# Stored entries
---------------
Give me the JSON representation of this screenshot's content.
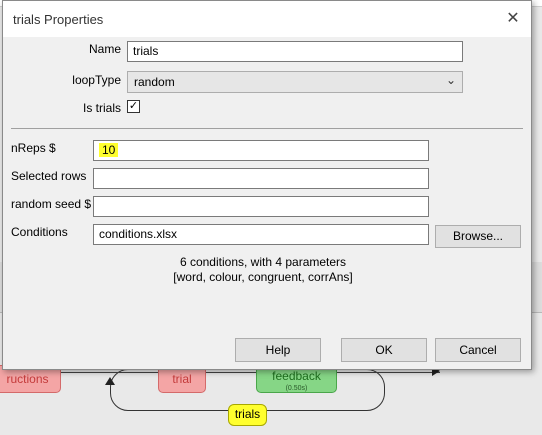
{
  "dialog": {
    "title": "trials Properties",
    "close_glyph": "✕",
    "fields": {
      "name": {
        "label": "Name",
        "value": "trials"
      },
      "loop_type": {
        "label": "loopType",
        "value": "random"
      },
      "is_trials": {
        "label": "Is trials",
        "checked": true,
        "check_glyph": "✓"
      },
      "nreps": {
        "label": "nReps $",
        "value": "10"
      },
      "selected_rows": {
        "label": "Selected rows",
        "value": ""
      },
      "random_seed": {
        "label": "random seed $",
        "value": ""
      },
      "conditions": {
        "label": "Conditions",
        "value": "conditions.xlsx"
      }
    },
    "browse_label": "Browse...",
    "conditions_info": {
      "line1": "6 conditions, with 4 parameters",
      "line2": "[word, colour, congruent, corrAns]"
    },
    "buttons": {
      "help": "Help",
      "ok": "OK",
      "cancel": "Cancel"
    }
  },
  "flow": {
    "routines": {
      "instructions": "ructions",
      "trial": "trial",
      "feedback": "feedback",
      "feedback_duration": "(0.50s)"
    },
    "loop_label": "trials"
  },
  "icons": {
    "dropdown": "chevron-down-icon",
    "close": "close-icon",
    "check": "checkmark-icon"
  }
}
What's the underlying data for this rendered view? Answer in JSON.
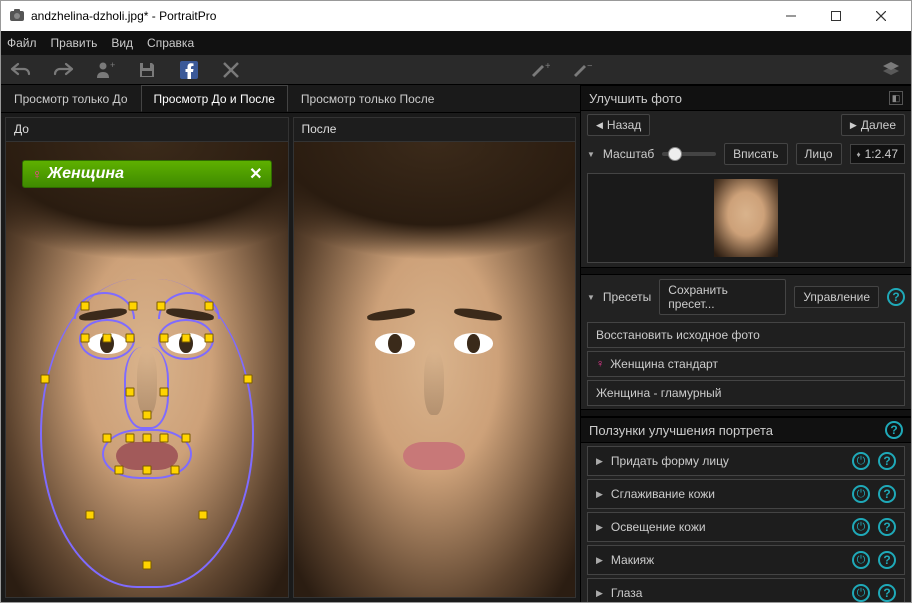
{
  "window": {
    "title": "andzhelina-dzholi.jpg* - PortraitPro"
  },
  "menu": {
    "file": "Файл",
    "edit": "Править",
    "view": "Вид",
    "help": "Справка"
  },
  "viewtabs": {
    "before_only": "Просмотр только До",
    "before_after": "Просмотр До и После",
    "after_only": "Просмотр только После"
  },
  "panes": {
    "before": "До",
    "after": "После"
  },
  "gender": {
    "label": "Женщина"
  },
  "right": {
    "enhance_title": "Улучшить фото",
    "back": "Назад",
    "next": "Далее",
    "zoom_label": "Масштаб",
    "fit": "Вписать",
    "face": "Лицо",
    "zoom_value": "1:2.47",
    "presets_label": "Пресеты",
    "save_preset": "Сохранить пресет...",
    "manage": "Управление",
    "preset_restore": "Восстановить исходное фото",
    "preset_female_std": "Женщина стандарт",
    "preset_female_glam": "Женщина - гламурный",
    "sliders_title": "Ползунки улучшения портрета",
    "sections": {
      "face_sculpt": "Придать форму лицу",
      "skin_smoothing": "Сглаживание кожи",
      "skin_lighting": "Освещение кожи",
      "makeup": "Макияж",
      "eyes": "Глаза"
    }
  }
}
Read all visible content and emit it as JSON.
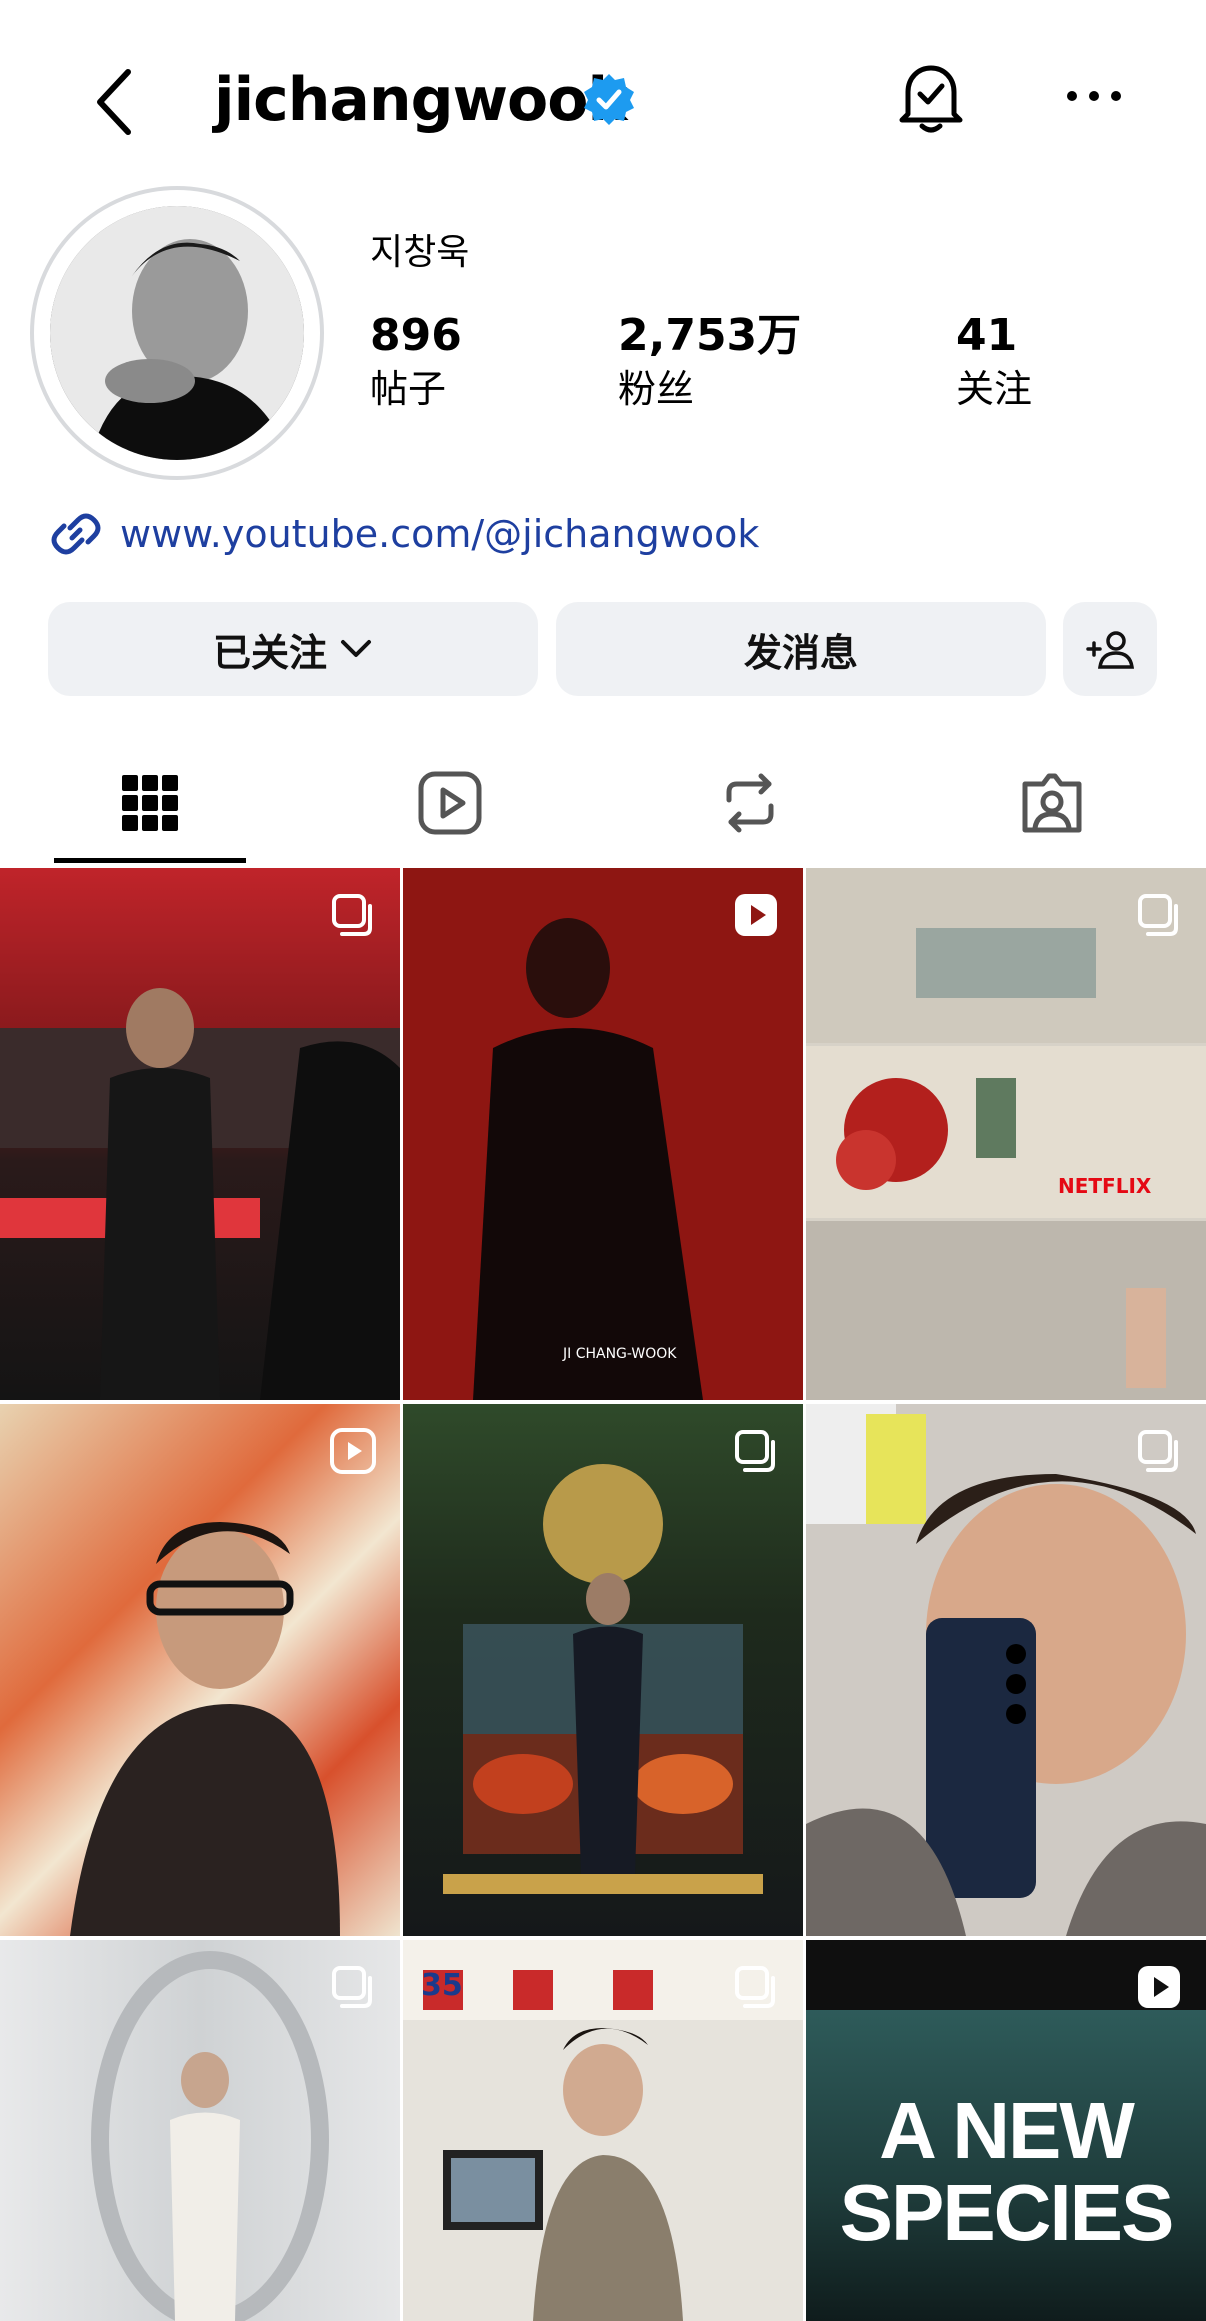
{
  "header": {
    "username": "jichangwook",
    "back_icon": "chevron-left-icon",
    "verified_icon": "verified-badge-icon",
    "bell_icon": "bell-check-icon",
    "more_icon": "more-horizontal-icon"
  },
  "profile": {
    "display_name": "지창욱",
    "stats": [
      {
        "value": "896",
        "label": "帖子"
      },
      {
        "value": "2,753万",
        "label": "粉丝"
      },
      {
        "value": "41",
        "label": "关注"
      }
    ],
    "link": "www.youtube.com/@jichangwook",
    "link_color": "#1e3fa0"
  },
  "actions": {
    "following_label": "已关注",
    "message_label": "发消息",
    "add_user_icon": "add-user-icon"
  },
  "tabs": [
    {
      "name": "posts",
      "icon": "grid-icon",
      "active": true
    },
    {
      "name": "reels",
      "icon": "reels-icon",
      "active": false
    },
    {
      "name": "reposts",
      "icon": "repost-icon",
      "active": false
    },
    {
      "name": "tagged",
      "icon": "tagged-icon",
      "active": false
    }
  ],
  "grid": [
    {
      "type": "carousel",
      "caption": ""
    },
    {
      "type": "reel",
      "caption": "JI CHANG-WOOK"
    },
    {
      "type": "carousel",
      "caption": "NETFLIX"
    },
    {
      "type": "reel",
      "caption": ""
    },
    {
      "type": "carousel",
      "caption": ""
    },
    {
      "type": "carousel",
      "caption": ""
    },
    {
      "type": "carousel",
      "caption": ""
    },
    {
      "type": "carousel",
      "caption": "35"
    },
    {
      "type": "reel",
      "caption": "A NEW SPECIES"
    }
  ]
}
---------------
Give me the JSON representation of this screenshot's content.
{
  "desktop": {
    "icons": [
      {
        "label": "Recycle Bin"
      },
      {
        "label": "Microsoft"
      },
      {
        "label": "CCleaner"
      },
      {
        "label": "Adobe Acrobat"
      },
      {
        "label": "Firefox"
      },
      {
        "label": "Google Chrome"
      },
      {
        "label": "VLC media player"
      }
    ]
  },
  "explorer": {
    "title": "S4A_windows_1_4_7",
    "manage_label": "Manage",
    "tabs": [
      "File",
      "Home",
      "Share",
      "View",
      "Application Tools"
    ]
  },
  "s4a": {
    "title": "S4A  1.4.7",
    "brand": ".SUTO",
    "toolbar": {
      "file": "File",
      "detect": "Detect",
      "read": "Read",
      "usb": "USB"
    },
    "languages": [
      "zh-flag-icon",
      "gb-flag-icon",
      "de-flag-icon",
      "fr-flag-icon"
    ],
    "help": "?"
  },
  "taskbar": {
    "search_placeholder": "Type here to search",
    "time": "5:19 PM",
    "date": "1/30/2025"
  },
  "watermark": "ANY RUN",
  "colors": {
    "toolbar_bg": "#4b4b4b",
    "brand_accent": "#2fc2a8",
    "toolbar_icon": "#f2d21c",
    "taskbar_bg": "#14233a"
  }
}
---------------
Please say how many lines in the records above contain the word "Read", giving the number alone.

2